You can easily re-create the highlights by opening the book page or article, selecting the text, and clicking “Highlight.”

Citations (0)
Some of your citations are legacy items.

Any citation created before July 30, 2012 will labeled as a “Cited page.” New citations will be saved as cited passages, pages or articles.

We also added the ability to view new citations from your projects or the book or article where you created them.

Notes (0)
Bookmarks (0)

You have no saved items from this article

Project items include:
  • Saved book/article
  • Highlights
  • Quotes/citations
  • Notes
  • Bookmarks
Notes
Cite this article

Cited article

Style
Citations are available only to our active members.
Buy instant access to cite pages or passages in MLA, APA and Chicago citation styles.

(Einhorn, 1992, p. 25)

(Einhorn 25)

1. Lois J. Einhorn, Abraham Lincoln, the Orator: Penetrating the Lincoln Legend (Westport, CT: Greenwood Press, 1992), 25, http://www.questia.com/read/27419298.

Cited article

State Courts Uphold 'Opinion' Decisions in Post-Milkovich Era
Settings

Settings

Typeface
Text size Smaller Larger Reset View mode
Search within

Search within this article

Look up

Look up a word

  • Dictionary
  • Thesaurus
Please submit a word or phrase above.
Print this page

Print this page

Why can't I print more than one page at a time?

Help
Full screen

matching results for page

    Questia reader help

    How to highlight and cite specific passages

    1. Click or tap the first word you want to select.
    2. Click or tap the last word you want to select, and you’ll see everything in between get selected.
    3. You’ll then get a menu of options like creating a highlight or a citation from that passage of text.

    OK, got it!

    Cited passage

    Style
    Citations are available only to our active members.
    Buy instant access to cite pages or passages in MLA, APA and Chicago citation styles.

    "Portraying himself as an honest, ordinary person helped Lincoln identify with his audiences." (Einhorn, 1992, p. 25).

    "Portraying himself as an honest, ordinary person helped Lincoln identify with his audiences." (Einhorn 25)

    "Portraying himself as an honest, ordinary person helped Lincoln identify with his audiences."1

    1. Lois J. Einhorn, Abraham Lincoln, the Orator: Penetrating the Lincoln Legend (Westport, CT: Greenwood Press, 1992), 25, http://www.questia.com/read/27419298.

    Cited passage

    Thanks for trying Questia!

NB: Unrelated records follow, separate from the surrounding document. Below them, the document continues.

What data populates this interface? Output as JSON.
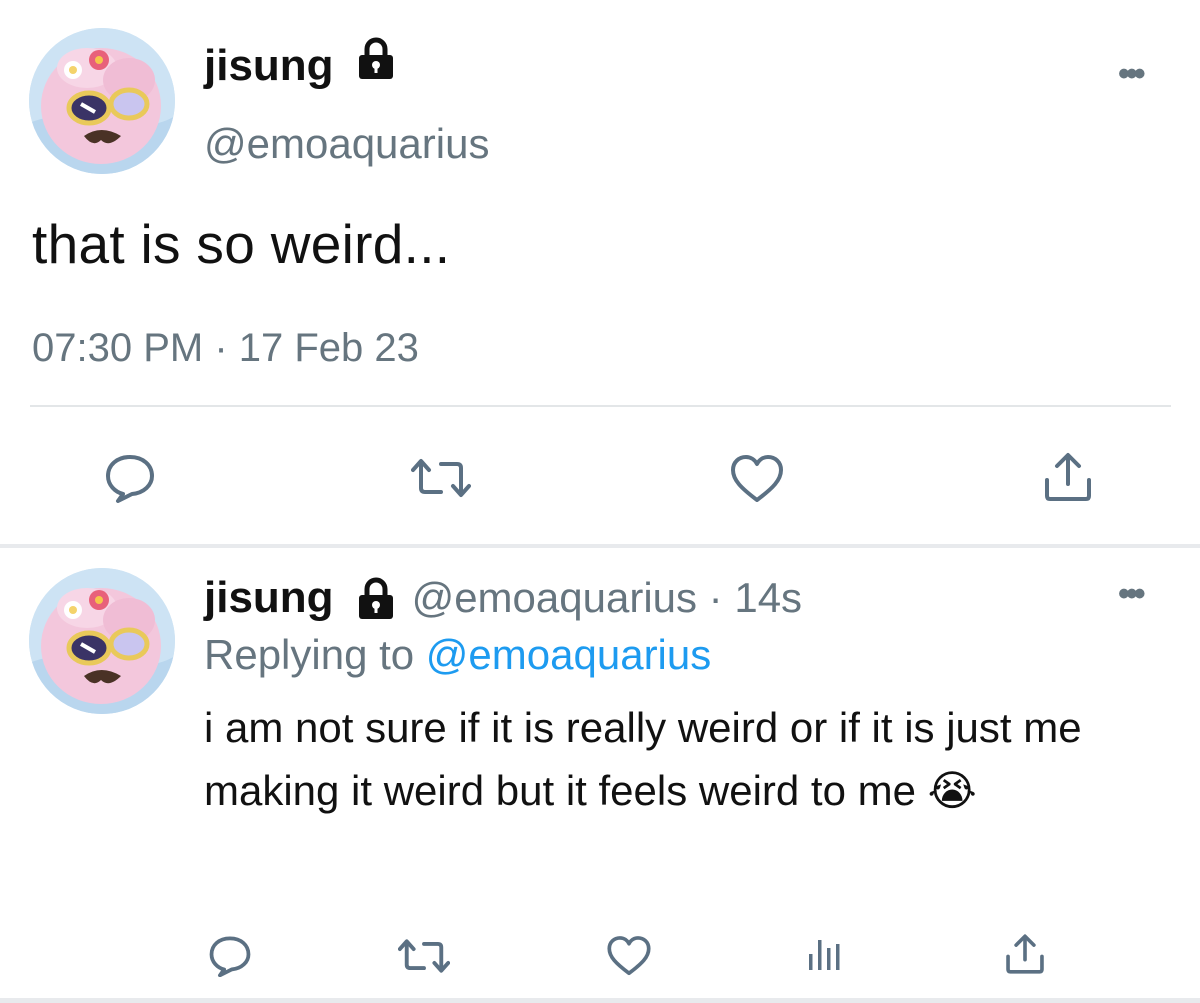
{
  "main_tweet": {
    "display_name": "jisung",
    "handle": "@emoaquarius",
    "text": "that is so weird...",
    "timestamp": "07:30 PM · 17 Feb 23",
    "more_label": "•••"
  },
  "reply_tweet": {
    "display_name": "jisung",
    "handle": "@emoaquarius",
    "separator": " · ",
    "age": "14s",
    "replying_prefix": "Replying to ",
    "replying_to": "@emoaquarius",
    "text": "i am not sure if it is really weird or if it is just me making it weird but it feels weird to me",
    "emoji": "😭",
    "more_label": "•••"
  },
  "icons": {
    "protected": "lock-icon",
    "main_actions": [
      "reply-icon",
      "retweet-icon",
      "like-icon",
      "share-icon"
    ],
    "reply_actions": [
      "reply-icon",
      "retweet-icon",
      "like-icon",
      "analytics-icon",
      "share-icon"
    ]
  },
  "colors": {
    "text": "#111111",
    "secondary": "#66757f",
    "link": "#1d9bf0",
    "divider": "#e3e6e8"
  }
}
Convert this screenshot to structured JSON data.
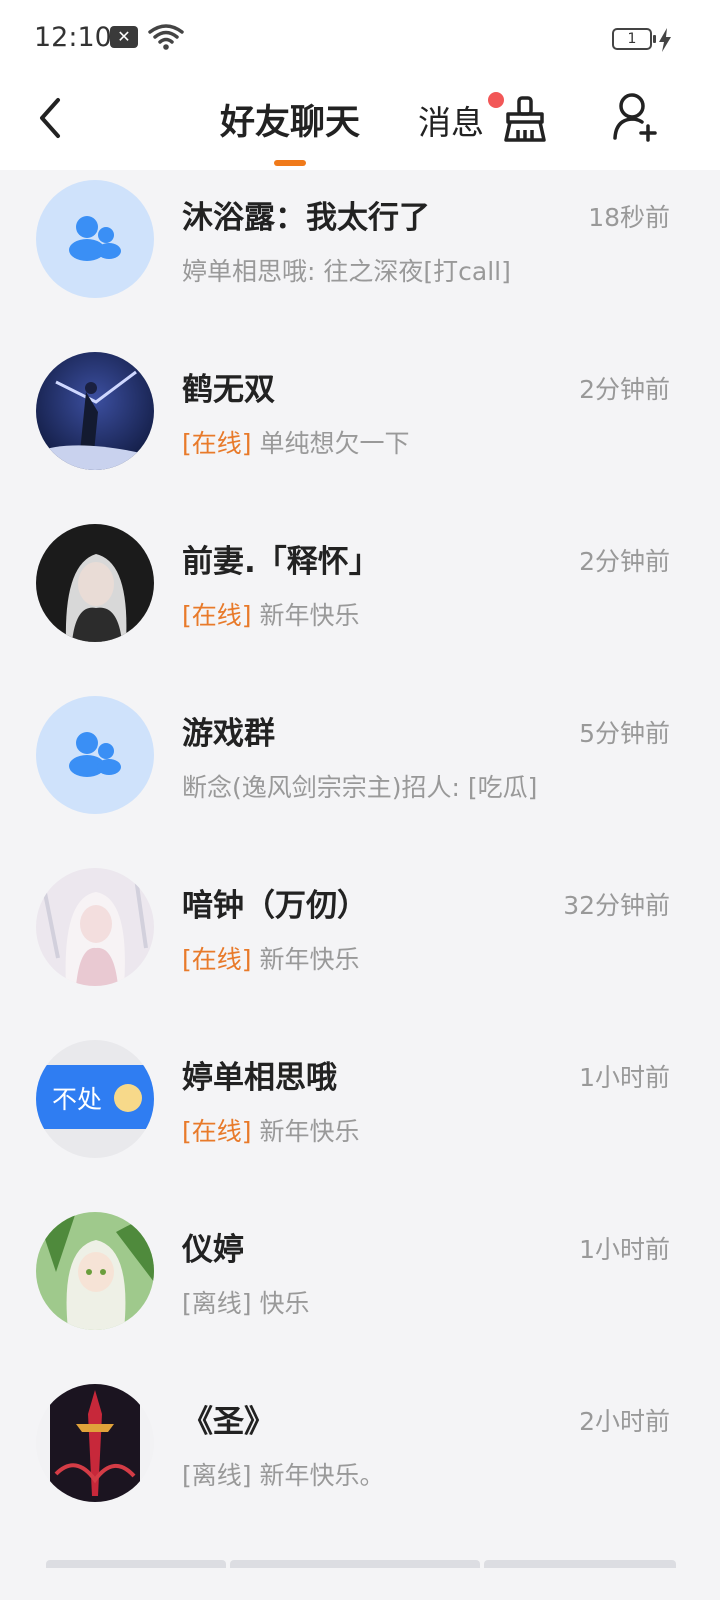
{
  "status_bar": {
    "time": "12:10",
    "notification_badge": "✕",
    "battery_level": "1",
    "icons": [
      "notification-icon",
      "wifi-icon",
      "battery-icon",
      "charging-icon"
    ]
  },
  "nav": {
    "tab_friends": "好友聊天",
    "tab_messages": "消息",
    "active_tab": "好友聊天",
    "accent_color": "#f07a1a",
    "icons": [
      "back-icon",
      "clean-icon",
      "add-friend-icon"
    ]
  },
  "chats": [
    {
      "name": "沐浴露：我太行了",
      "time": "18秒前",
      "status": "",
      "preview": "婷单相思哦: 往之深夜[打call]",
      "avatar": "group-icon"
    },
    {
      "name": "鹤无双",
      "time": "2分钟前",
      "status": "[在线]",
      "preview": "单纯想欠一下",
      "avatar": "avatar-image"
    },
    {
      "name": "前妻.「释怀」",
      "time": "2分钟前",
      "status": "[在线]",
      "preview": "新年快乐",
      "avatar": "avatar-image"
    },
    {
      "name": "游戏群",
      "time": "5分钟前",
      "status": "",
      "preview": "断念(逸风剑宗宗主)招人: [吃瓜]",
      "avatar": "group-icon"
    },
    {
      "name": "喑钟（万仞）",
      "time": "32分钟前",
      "status": "[在线]",
      "preview": "新年快乐",
      "avatar": "avatar-image"
    },
    {
      "name": "婷单相思哦",
      "time": "1小时前",
      "status": "[在线]",
      "preview": "新年快乐",
      "avatar": "avatar-image",
      "avatar_text": "不处"
    },
    {
      "name": "仪婷",
      "time": "1小时前",
      "status": "[离线]",
      "preview": "快乐",
      "avatar": "avatar-image"
    },
    {
      "name": "《圣》",
      "time": "2小时前",
      "status": "[离线]",
      "preview": "新年快乐。",
      "avatar": "avatar-image"
    }
  ],
  "colors": {
    "online": "#e87a2a",
    "offline": "#999999",
    "unread_dot": "#f25757",
    "group_avatar_bg": "#cfe2fb",
    "group_icon": "#3a8ff5"
  }
}
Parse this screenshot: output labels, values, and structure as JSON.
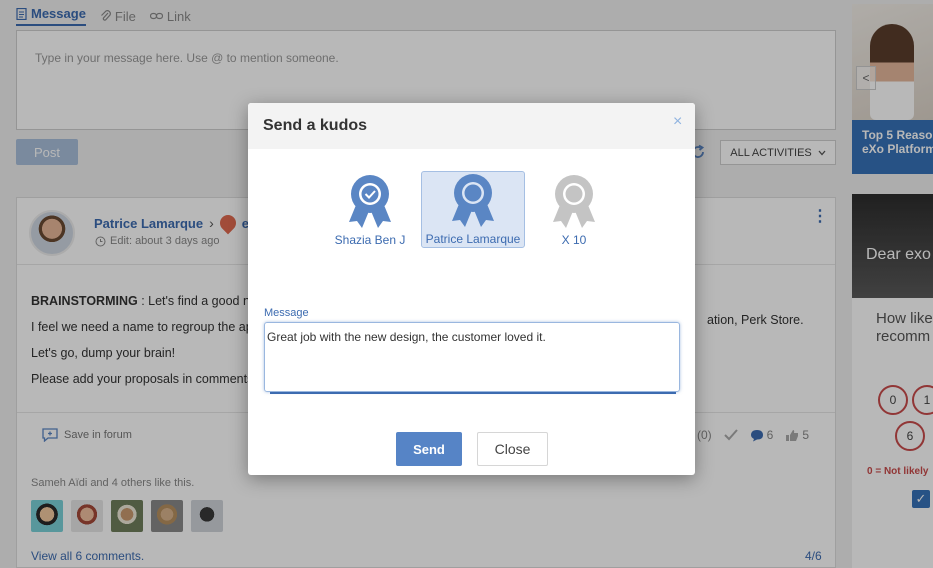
{
  "composer": {
    "tabs": [
      {
        "label": "Message",
        "icon": "document-icon"
      },
      {
        "label": "File",
        "icon": "paperclip-icon"
      },
      {
        "label": "Link",
        "icon": "link-icon"
      }
    ],
    "placeholder": "Type in your message here. Use @ to mention someone.",
    "post_label": "Post"
  },
  "filter": {
    "label": "ALL ACTIVITIES"
  },
  "activity": {
    "author": "Patrice Lamarque",
    "space_label": "eX",
    "edit_info": "Edit: about 3 days ago",
    "paragraphs": {
      "p1_bold": "BRAINSTORMING",
      "p1_rest": " : Let's find a good n",
      "p2": "I feel we need a name to regroup the ap",
      "p2_right": "ation, Perk Store.",
      "p3": "Let's go, dump your brain!",
      "p4": "Please add your proposals in comments"
    },
    "save_in_forum": "Save in forum",
    "kudos_count": "(0)",
    "comments_count": "6",
    "likes_count": "5",
    "likes_text": "Sameh Aïdi and 4 others like this.",
    "view_all": "View all 6 comments.",
    "pager": "4/6"
  },
  "sidebar": {
    "promo_caption_1": "Top 5 Reaso",
    "promo_caption_2": "eXo Platform",
    "survey_banner": "Dear exo",
    "survey_q1": "How like",
    "survey_q2": "recomm",
    "nps": [
      "0",
      "1",
      "6"
    ],
    "nps_legend": "0 = Not likely"
  },
  "modal": {
    "title": "Send a kudos",
    "recipients": [
      {
        "label": "Shazia Ben J",
        "state": "checked"
      },
      {
        "label": "Patrice Lamarque",
        "state": "selected"
      },
      {
        "label": "X 10",
        "state": "more"
      }
    ],
    "message_label": "Message",
    "message_value": "Great job with the new design, the customer loved it.",
    "send_label": "Send",
    "close_label": "Close"
  },
  "colors": {
    "accent": "#3c6bb0",
    "badge_blue": "#5a86c4",
    "badge_gray": "#c4c4c4",
    "send_button": "#5684c6"
  }
}
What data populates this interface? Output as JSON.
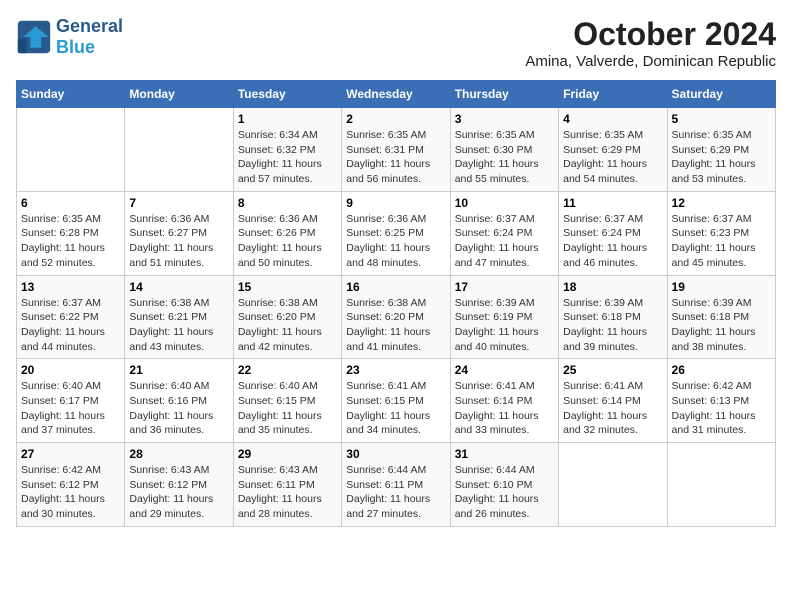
{
  "logo": {
    "general": "General",
    "blue": "Blue"
  },
  "title": "October 2024",
  "subtitle": "Amina, Valverde, Dominican Republic",
  "days_header": [
    "Sunday",
    "Monday",
    "Tuesday",
    "Wednesday",
    "Thursday",
    "Friday",
    "Saturday"
  ],
  "weeks": [
    [
      {
        "day": "",
        "sunrise": "",
        "sunset": "",
        "daylight": ""
      },
      {
        "day": "",
        "sunrise": "",
        "sunset": "",
        "daylight": ""
      },
      {
        "day": "1",
        "sunrise": "Sunrise: 6:34 AM",
        "sunset": "Sunset: 6:32 PM",
        "daylight": "Daylight: 11 hours and 57 minutes."
      },
      {
        "day": "2",
        "sunrise": "Sunrise: 6:35 AM",
        "sunset": "Sunset: 6:31 PM",
        "daylight": "Daylight: 11 hours and 56 minutes."
      },
      {
        "day": "3",
        "sunrise": "Sunrise: 6:35 AM",
        "sunset": "Sunset: 6:30 PM",
        "daylight": "Daylight: 11 hours and 55 minutes."
      },
      {
        "day": "4",
        "sunrise": "Sunrise: 6:35 AM",
        "sunset": "Sunset: 6:29 PM",
        "daylight": "Daylight: 11 hours and 54 minutes."
      },
      {
        "day": "5",
        "sunrise": "Sunrise: 6:35 AM",
        "sunset": "Sunset: 6:29 PM",
        "daylight": "Daylight: 11 hours and 53 minutes."
      }
    ],
    [
      {
        "day": "6",
        "sunrise": "Sunrise: 6:35 AM",
        "sunset": "Sunset: 6:28 PM",
        "daylight": "Daylight: 11 hours and 52 minutes."
      },
      {
        "day": "7",
        "sunrise": "Sunrise: 6:36 AM",
        "sunset": "Sunset: 6:27 PM",
        "daylight": "Daylight: 11 hours and 51 minutes."
      },
      {
        "day": "8",
        "sunrise": "Sunrise: 6:36 AM",
        "sunset": "Sunset: 6:26 PM",
        "daylight": "Daylight: 11 hours and 50 minutes."
      },
      {
        "day": "9",
        "sunrise": "Sunrise: 6:36 AM",
        "sunset": "Sunset: 6:25 PM",
        "daylight": "Daylight: 11 hours and 48 minutes."
      },
      {
        "day": "10",
        "sunrise": "Sunrise: 6:37 AM",
        "sunset": "Sunset: 6:24 PM",
        "daylight": "Daylight: 11 hours and 47 minutes."
      },
      {
        "day": "11",
        "sunrise": "Sunrise: 6:37 AM",
        "sunset": "Sunset: 6:24 PM",
        "daylight": "Daylight: 11 hours and 46 minutes."
      },
      {
        "day": "12",
        "sunrise": "Sunrise: 6:37 AM",
        "sunset": "Sunset: 6:23 PM",
        "daylight": "Daylight: 11 hours and 45 minutes."
      }
    ],
    [
      {
        "day": "13",
        "sunrise": "Sunrise: 6:37 AM",
        "sunset": "Sunset: 6:22 PM",
        "daylight": "Daylight: 11 hours and 44 minutes."
      },
      {
        "day": "14",
        "sunrise": "Sunrise: 6:38 AM",
        "sunset": "Sunset: 6:21 PM",
        "daylight": "Daylight: 11 hours and 43 minutes."
      },
      {
        "day": "15",
        "sunrise": "Sunrise: 6:38 AM",
        "sunset": "Sunset: 6:20 PM",
        "daylight": "Daylight: 11 hours and 42 minutes."
      },
      {
        "day": "16",
        "sunrise": "Sunrise: 6:38 AM",
        "sunset": "Sunset: 6:20 PM",
        "daylight": "Daylight: 11 hours and 41 minutes."
      },
      {
        "day": "17",
        "sunrise": "Sunrise: 6:39 AM",
        "sunset": "Sunset: 6:19 PM",
        "daylight": "Daylight: 11 hours and 40 minutes."
      },
      {
        "day": "18",
        "sunrise": "Sunrise: 6:39 AM",
        "sunset": "Sunset: 6:18 PM",
        "daylight": "Daylight: 11 hours and 39 minutes."
      },
      {
        "day": "19",
        "sunrise": "Sunrise: 6:39 AM",
        "sunset": "Sunset: 6:18 PM",
        "daylight": "Daylight: 11 hours and 38 minutes."
      }
    ],
    [
      {
        "day": "20",
        "sunrise": "Sunrise: 6:40 AM",
        "sunset": "Sunset: 6:17 PM",
        "daylight": "Daylight: 11 hours and 37 minutes."
      },
      {
        "day": "21",
        "sunrise": "Sunrise: 6:40 AM",
        "sunset": "Sunset: 6:16 PM",
        "daylight": "Daylight: 11 hours and 36 minutes."
      },
      {
        "day": "22",
        "sunrise": "Sunrise: 6:40 AM",
        "sunset": "Sunset: 6:15 PM",
        "daylight": "Daylight: 11 hours and 35 minutes."
      },
      {
        "day": "23",
        "sunrise": "Sunrise: 6:41 AM",
        "sunset": "Sunset: 6:15 PM",
        "daylight": "Daylight: 11 hours and 34 minutes."
      },
      {
        "day": "24",
        "sunrise": "Sunrise: 6:41 AM",
        "sunset": "Sunset: 6:14 PM",
        "daylight": "Daylight: 11 hours and 33 minutes."
      },
      {
        "day": "25",
        "sunrise": "Sunrise: 6:41 AM",
        "sunset": "Sunset: 6:14 PM",
        "daylight": "Daylight: 11 hours and 32 minutes."
      },
      {
        "day": "26",
        "sunrise": "Sunrise: 6:42 AM",
        "sunset": "Sunset: 6:13 PM",
        "daylight": "Daylight: 11 hours and 31 minutes."
      }
    ],
    [
      {
        "day": "27",
        "sunrise": "Sunrise: 6:42 AM",
        "sunset": "Sunset: 6:12 PM",
        "daylight": "Daylight: 11 hours and 30 minutes."
      },
      {
        "day": "28",
        "sunrise": "Sunrise: 6:43 AM",
        "sunset": "Sunset: 6:12 PM",
        "daylight": "Daylight: 11 hours and 29 minutes."
      },
      {
        "day": "29",
        "sunrise": "Sunrise: 6:43 AM",
        "sunset": "Sunset: 6:11 PM",
        "daylight": "Daylight: 11 hours and 28 minutes."
      },
      {
        "day": "30",
        "sunrise": "Sunrise: 6:44 AM",
        "sunset": "Sunset: 6:11 PM",
        "daylight": "Daylight: 11 hours and 27 minutes."
      },
      {
        "day": "31",
        "sunrise": "Sunrise: 6:44 AM",
        "sunset": "Sunset: 6:10 PM",
        "daylight": "Daylight: 11 hours and 26 minutes."
      },
      {
        "day": "",
        "sunrise": "",
        "sunset": "",
        "daylight": ""
      },
      {
        "day": "",
        "sunrise": "",
        "sunset": "",
        "daylight": ""
      }
    ]
  ]
}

    Please continue trying out our research tools, but please note, full functionality is available only to our active members.

    Your work will be lost once you leave this Web page.

    Buy instant access to save your work.

    Already a member? Log in now.

    Oops!

    An unknown error has occurred. Please click the button below to reload the page. If the problem persists, please try again in a little while.